If you’ve been trying to get pregnant for a while, you may wonder when it is best to see your GP or a fertility doctor about your fertility. The answer is that it varies. Generally speaking, if you have been trying for 12 months without getting pregnant, or have experienced multiple miscarriages, it’s time to seek help. However, if you are over 35, or have a known condition that could impact your fertility, you should seek advice much sooner.
There are many causes of female infertility, but they can roughly be grouped into four areas:
Ovulation is a vital factor in becoming pregnant naturally. When a woman ovulates, an egg is released from the ovaries, and this travels down the fallopian tube and into the uterus where it will meet sperm and can go on to develop into a pregnancy. Having an ovulation disorder refers to when this ovulation process is disrupted.
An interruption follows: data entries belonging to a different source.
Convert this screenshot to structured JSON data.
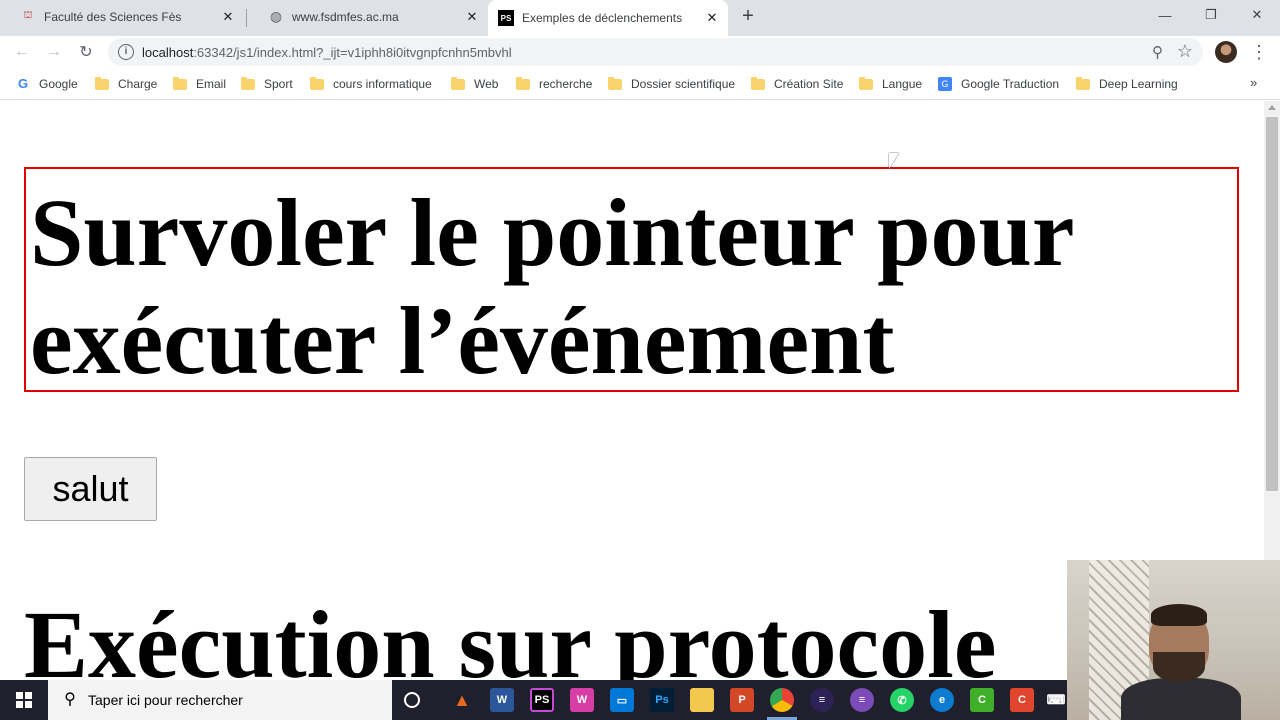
{
  "tabs": [
    {
      "title": "Faculté des Sciences Fès",
      "favicon": "university-icon"
    },
    {
      "title": "www.fsdmfes.ac.ma",
      "favicon": "globe-icon"
    },
    {
      "title": "Exemples de déclenchements",
      "favicon": "phpstorm-icon",
      "active": true
    }
  ],
  "address_bar": {
    "host": "localhost",
    "path": ":63342/js1/index.html?_ijt=v1iphh8i0itvgnpfcnhn5mbvhl"
  },
  "bookmarks": [
    {
      "label": "Google",
      "icon": "google-icon"
    },
    {
      "label": "Charge",
      "icon": "folder-icon"
    },
    {
      "label": "Email",
      "icon": "folder-icon"
    },
    {
      "label": "Sport",
      "icon": "folder-icon"
    },
    {
      "label": "cours informatique",
      "icon": "folder-icon"
    },
    {
      "label": "Web",
      "icon": "folder-icon"
    },
    {
      "label": "recherche",
      "icon": "folder-icon"
    },
    {
      "label": "Dossier scientifique",
      "icon": "folder-icon"
    },
    {
      "label": "Création Site",
      "icon": "folder-icon"
    },
    {
      "label": "Langue",
      "icon": "folder-icon"
    },
    {
      "label": "Google Traduction",
      "icon": "google-translate-icon"
    },
    {
      "label": "Deep Learning",
      "icon": "folder-icon"
    }
  ],
  "page": {
    "hover_text": "Survoler le pointeur pour exécuter l’événement",
    "button_label": "salut",
    "heading2": "Exécution sur protocole",
    "hover_border_color": "#e00000"
  },
  "taskbar": {
    "search_placeholder": "Taper ici pour rechercher",
    "apps": [
      "cortana-icon",
      "matlab-icon",
      "word-icon",
      "phpstorm-icon",
      "webstorm-icon",
      "window-icon",
      "photoshop-icon",
      "file-explorer-icon",
      "powerpoint-icon",
      "chrome-icon",
      "eclipse-icon",
      "eclipse-purple-icon",
      "whatsapp-icon",
      "edge-icon",
      "camtasia-green-icon",
      "camtasia-red-icon",
      "keyboard-icon"
    ]
  }
}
Ovulation disorders can commonly be caused by a condition called Polycystic Ovary Syndrome (PCOS). PCOS is when small cysts grow on the ovaries, impacting the release of the eggs. This can mean ovulation is very irregular and/or cycles can last months, happen sporadically, or not at all.
A hormonal imbalance is another reason ovulation may not be happening as expected. Hormones are responsible for signalling the body to release an egg every menstrual cycle. If they are imbalanced (perhaps too much or too little of one or multiple hormones), they may not be triggering the release of the egg as they should. The result is that ovulation may be infrequent and irregular, making it harder to work out the fertile window (the best time for having sex when trying for a baby).
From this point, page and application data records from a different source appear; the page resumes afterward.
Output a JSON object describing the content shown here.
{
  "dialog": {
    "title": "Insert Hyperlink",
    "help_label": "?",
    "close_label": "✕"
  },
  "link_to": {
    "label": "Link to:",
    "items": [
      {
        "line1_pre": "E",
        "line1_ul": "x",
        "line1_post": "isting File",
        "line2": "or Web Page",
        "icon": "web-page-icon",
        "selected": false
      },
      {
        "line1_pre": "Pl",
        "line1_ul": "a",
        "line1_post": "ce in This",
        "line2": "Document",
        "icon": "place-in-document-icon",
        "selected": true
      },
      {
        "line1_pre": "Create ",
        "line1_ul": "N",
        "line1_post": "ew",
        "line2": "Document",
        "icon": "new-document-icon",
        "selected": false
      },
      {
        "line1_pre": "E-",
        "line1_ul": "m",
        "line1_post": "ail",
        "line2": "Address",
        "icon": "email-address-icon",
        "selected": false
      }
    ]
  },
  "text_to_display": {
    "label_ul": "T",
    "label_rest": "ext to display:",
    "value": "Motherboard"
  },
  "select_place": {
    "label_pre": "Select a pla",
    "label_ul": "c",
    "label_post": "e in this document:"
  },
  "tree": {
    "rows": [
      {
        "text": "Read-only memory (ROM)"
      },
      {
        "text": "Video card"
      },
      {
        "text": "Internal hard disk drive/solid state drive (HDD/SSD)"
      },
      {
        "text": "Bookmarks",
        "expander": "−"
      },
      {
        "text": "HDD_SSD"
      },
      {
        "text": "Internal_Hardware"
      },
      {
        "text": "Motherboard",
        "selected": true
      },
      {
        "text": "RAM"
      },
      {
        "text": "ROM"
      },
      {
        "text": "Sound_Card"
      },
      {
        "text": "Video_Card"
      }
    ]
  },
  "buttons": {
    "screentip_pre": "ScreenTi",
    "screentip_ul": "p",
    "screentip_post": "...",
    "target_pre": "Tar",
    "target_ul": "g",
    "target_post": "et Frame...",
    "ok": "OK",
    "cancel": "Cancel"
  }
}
And remember, the stress hormone cortisol can also indirectly impact ovulation, as can being extremely underweight or overweight.
Underlying health conditions
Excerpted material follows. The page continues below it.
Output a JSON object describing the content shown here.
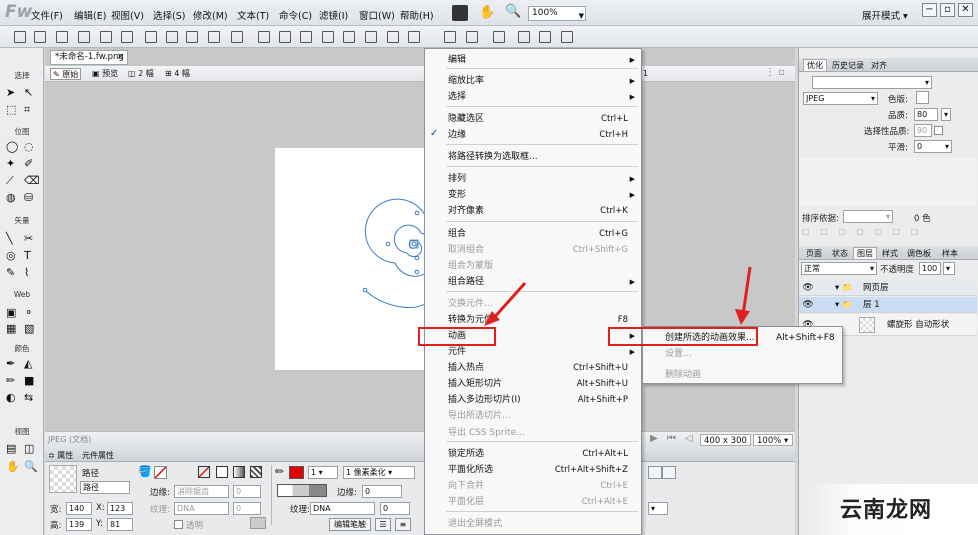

There is often an underlying health condition behind an infertility diagnosis. The good news is that there is usually some kind of treatment available to help. Let’s take a look at some common conditions that impact fertility:
Pelvic inflammatory disease (PID): PID can be caused by harmful bacteria from gonorrhoea or chlamydia, and can cause scarring that prevents the egg from getting through the fallopian tubes. PID can not only affect fertility but can also increase the risks associated with pregnancy.
Endometriosis: Although this doesn’t directly cause infertility, it can affect the ovaries and fallopian tubes, making it much harder to get pregnant. Endometriosis is a debilitating disease caused by the uterine lining growing outside of the uterus in other parts of the body.
Fibroids: This is the name for a very common tumour found in women and can impact the ability to carry a baby to term, in addition to causing issues becoming pregnant. Fibroids can make it more difficult for an embryo to attach to the uterus, and for the uterus to support pregnancy.
Poor ovarian reserve
Each month when an egg is released from the ovaries, the egg comes from the ovarian reserve, the finite store of eggs a woman has. Unfortunately, there are instances when the number of eggs is low. Women over the age of 40 naturally have far fewer eggs in their ovarian reserve than a woman under 40, which is why they will find it much harder to get pregnant.
Premature Ovarian Insufficiency (POI), also referred to as premature ovarian failure, is the name given to a condition when a woman’s ovaries stop working before the age of 45. In many cases, the cause is unknown, but it is thought that certain genetic disorders, autoimmune diseases, chemotherapy or radiation, and metabolic disorders could be influencing factors.
Damage to the reproductive system
Environmental toxins, radiation, and chemotherapy can all damage the reproductive system, making natural conception difficult and in many cases, impossible.
The female reproductive system can also be damaged by scarring caused by surgeries. Uterine scarring impacts the blood flow to the endometrial lining which can make it difficult for an embryo to implant. Scar tissue can also block the tiny opening to the fallopian tubes, making it a challenge for the egg to get through. Most injuries happen through surgery, for example, a C-section, or any surgery on the reproductive system..
Finding a fertility clinic
It’s really useful to be informed about the causes of infertility if you’ve been trying for a baby without success. But really, the best thing you could do is to seek advice from a fertility specialist at the earliest opportunity if you have any suspicion there could be something wrong.
Looking for the best fertility clinic in London? Fear not, the City is packed with some of the world’s finest fertility clinics and doctors, and you’re bound to find one that is right for you and your fertility journey.